Top of Information supplied
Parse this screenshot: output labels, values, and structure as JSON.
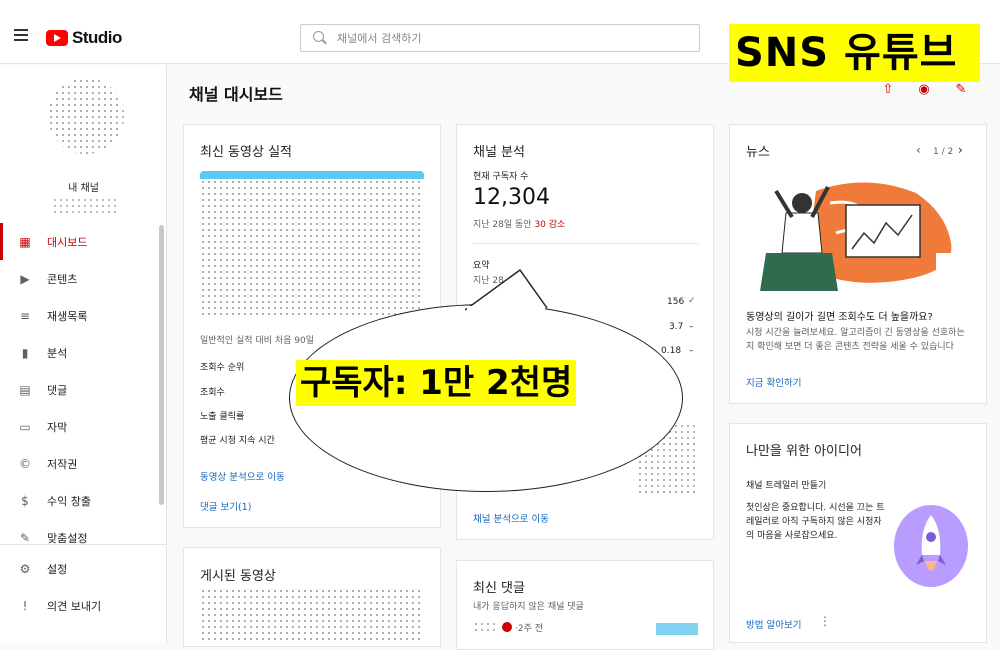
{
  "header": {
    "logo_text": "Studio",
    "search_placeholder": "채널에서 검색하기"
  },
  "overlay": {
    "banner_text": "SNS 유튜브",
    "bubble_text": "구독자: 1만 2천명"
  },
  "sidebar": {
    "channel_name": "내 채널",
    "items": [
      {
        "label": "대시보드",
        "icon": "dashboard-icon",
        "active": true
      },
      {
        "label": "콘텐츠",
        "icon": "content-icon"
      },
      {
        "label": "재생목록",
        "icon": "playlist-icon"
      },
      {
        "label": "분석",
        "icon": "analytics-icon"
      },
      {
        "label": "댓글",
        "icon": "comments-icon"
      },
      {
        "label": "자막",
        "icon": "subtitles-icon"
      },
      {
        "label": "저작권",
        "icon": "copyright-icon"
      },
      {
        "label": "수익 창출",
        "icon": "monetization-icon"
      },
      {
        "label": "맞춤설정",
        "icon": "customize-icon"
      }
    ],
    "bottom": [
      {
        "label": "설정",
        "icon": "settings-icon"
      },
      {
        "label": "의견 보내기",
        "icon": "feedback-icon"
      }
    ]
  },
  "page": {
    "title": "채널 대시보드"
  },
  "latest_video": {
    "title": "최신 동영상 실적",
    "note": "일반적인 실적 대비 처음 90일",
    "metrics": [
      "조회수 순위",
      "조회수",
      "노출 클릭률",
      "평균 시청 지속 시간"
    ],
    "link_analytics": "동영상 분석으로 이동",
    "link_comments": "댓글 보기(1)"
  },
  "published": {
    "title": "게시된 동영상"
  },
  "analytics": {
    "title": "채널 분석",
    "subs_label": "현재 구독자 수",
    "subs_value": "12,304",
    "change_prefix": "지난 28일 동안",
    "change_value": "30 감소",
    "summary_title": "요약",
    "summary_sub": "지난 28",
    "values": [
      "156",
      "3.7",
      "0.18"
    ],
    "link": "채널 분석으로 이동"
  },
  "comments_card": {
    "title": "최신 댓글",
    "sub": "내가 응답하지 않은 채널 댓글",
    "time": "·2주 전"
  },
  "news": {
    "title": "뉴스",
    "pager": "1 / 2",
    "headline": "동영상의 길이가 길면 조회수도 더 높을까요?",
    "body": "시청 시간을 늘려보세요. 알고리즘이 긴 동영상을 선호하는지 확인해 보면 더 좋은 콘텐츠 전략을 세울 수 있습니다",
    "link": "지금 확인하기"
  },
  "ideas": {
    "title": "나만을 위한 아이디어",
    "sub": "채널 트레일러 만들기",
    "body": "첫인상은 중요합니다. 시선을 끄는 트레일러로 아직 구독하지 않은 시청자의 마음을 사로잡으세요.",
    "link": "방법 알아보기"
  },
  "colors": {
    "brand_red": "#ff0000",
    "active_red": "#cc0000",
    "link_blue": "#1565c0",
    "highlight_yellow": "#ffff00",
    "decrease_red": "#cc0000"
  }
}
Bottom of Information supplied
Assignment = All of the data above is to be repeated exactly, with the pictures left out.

Your response =
Parse this screenshot: output labels, values, and structure as JSON.
{
  "header": {
    "logo_text": "Studio",
    "search_placeholder": "채널에서 검색하기"
  },
  "overlay": {
    "banner_text": "SNS 유튜브",
    "bubble_text": "구독자: 1만 2천명"
  },
  "sidebar": {
    "channel_name": "내 채널",
    "items": [
      {
        "label": "대시보드",
        "icon": "dashboard-icon",
        "active": true
      },
      {
        "label": "콘텐츠",
        "icon": "content-icon"
      },
      {
        "label": "재생목록",
        "icon": "playlist-icon"
      },
      {
        "label": "분석",
        "icon": "analytics-icon"
      },
      {
        "label": "댓글",
        "icon": "comments-icon"
      },
      {
        "label": "자막",
        "icon": "subtitles-icon"
      },
      {
        "label": "저작권",
        "icon": "copyright-icon"
      },
      {
        "label": "수익 창출",
        "icon": "monetization-icon"
      },
      {
        "label": "맞춤설정",
        "icon": "customize-icon"
      }
    ],
    "bottom": [
      {
        "label": "설정",
        "icon": "settings-icon"
      },
      {
        "label": "의견 보내기",
        "icon": "feedback-icon"
      }
    ]
  },
  "page": {
    "title": "채널 대시보드"
  },
  "latest_video": {
    "title": "최신 동영상 실적",
    "note": "일반적인 실적 대비 처음 90일",
    "metrics": [
      "조회수 순위",
      "조회수",
      "노출 클릭률",
      "평균 시청 지속 시간"
    ],
    "link_analytics": "동영상 분석으로 이동",
    "link_comments": "댓글 보기(1)"
  },
  "published": {
    "title": "게시된 동영상"
  },
  "analytics": {
    "title": "채널 분석",
    "subs_label": "현재 구독자 수",
    "subs_value": "12,304",
    "change_prefix": "지난 28일 동안",
    "change_value": "30 감소",
    "summary_title": "요약",
    "summary_sub": "지난 28",
    "values": [
      "156",
      "3.7",
      "0.18"
    ],
    "link": "채널 분석으로 이동"
  },
  "comments_card": {
    "title": "최신 댓글",
    "sub": "내가 응답하지 않은 채널 댓글",
    "time": "·2주 전"
  },
  "news": {
    "title": "뉴스",
    "pager": "1 / 2",
    "headline": "동영상의 길이가 길면 조회수도 더 높을까요?",
    "body": "시청 시간을 늘려보세요. 알고리즘이 긴 동영상을 선호하는지 확인해 보면 더 좋은 콘텐츠 전략을 세울 수 있습니다",
    "link": "지금 확인하기"
  },
  "ideas": {
    "title": "나만을 위한 아이디어",
    "sub": "채널 트레일러 만들기",
    "body": "첫인상은 중요합니다. 시선을 끄는 트레일러로 아직 구독하지 않은 시청자의 마음을 사로잡으세요.",
    "link": "방법 알아보기"
  },
  "colors": {
    "brand_red": "#ff0000",
    "active_red": "#cc0000",
    "link_blue": "#1565c0",
    "highlight_yellow": "#ffff00",
    "decrease_red": "#cc0000"
  }
}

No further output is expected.